The demise of the Caterham F1 team has been taking place in recent days, with a very public slanging match over who owns what.

This occurred after an administrator was appointed for the Caterham Sports Ltd company, which provided various services for the franchise-holder, Malaysia-based 1MRT.

The administrator has since been throwing his weight around, refusing to allow the cars to leave the premises and locking out the staff. It is not clear whether the company in administration actually owns the cars or the factory, but the administrator is acting as though it does.

The bottom line is that Caterham will almost certainly not be seen in Texas next week for the United States Grand Prix. The team’s entry will not be written off immediately, however, as the various agreements that exist in F1 allow a team to miss three races in a single season if it cannot be avoided.

The franchise-holding company is still solvent so there is no reason for the rights and benefits to disappear immediately. However, if the franchise is to have any value at all, someone needs to submit an entry for next year in the next few weeks. It is unlikely that anyone will be a position to do that, or would be willing to pay the entry fees involved without being certain of being able to field a team.

If the team does not go to the last three races it gives up the chance to receive $90 million over the course of the next two seasons, which would be payable if the team could finish tenth in this year’s constructors' championship. To do that, Caterham would need to one tenth-place finish (as long as Sauber did not do the same or better).

A ninth place would move Caterham ahead of Marussia and up to ninth in the constructors' standings. This is not likely to happen, but in a race such as the Brazilian Grand Prix there is often a high attrition rate, so anything is possible.

In order for that to happen, however, it needs to be established who owns 1MRT and who owns the cars. It would then require the cars and a team to run them to be sent to Austin.

The closure of the team is obviously a disaster for the staff at Leafield and for the team’s suppliers, but it could end up being good news for the rest of the F1 world. While it is not good to lose a team, it does mean that only ten teams are left. As only ten teams are paid prize money, under the existing agreements, this means that no-one is going to miss out.

The prize fund is based on the performance of a team, with the amount of money on offer being somewhere between $100 million for the world champions to around $45 million to the tenth-placed team. There are additional bonuses for the three teams that have won the most number of races in the last four years, which are currently Red Bull, McLaren and Ferrari, but the Maranello team will soon drop out of that clique and be replaced by Mercedes.

If there is no 11th team then there is no longer any need for some of the back markers to try too hard. The money will come whether one finishes a minute behind the winner, or two laps down. While the racers would prefer to be fighting for success, this is a useful thing in the battle to survive.

This will be true in 2015 and 2016 because any new team needs to race for two years to be eligible for the various prize funds, which means that the top ten will continue to the same until the end of the 2017 season.

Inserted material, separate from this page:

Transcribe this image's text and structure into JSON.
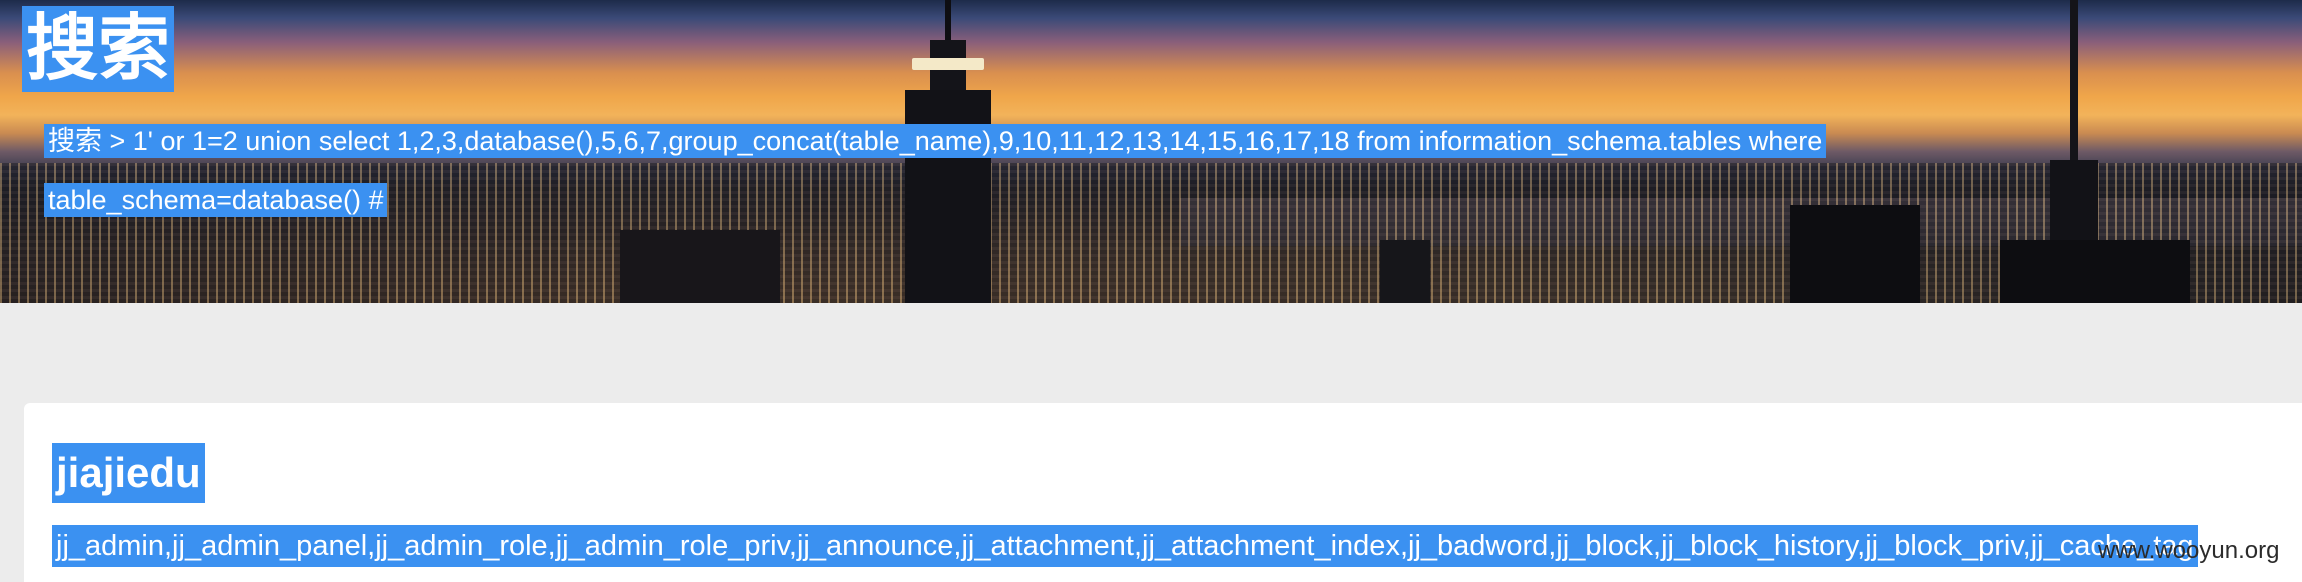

There might be a need to invest more in 2017 in order to stay in the top ten that year but it still means that the back end of the grid has a chance to breathe and not have to keep up with the F1 spending that has been seen in recent years.

It may not be the racing attitude, but a number of the teams in F1 are barely surviving at the moment and so it will be a pragmatic decision rather than something to be desired.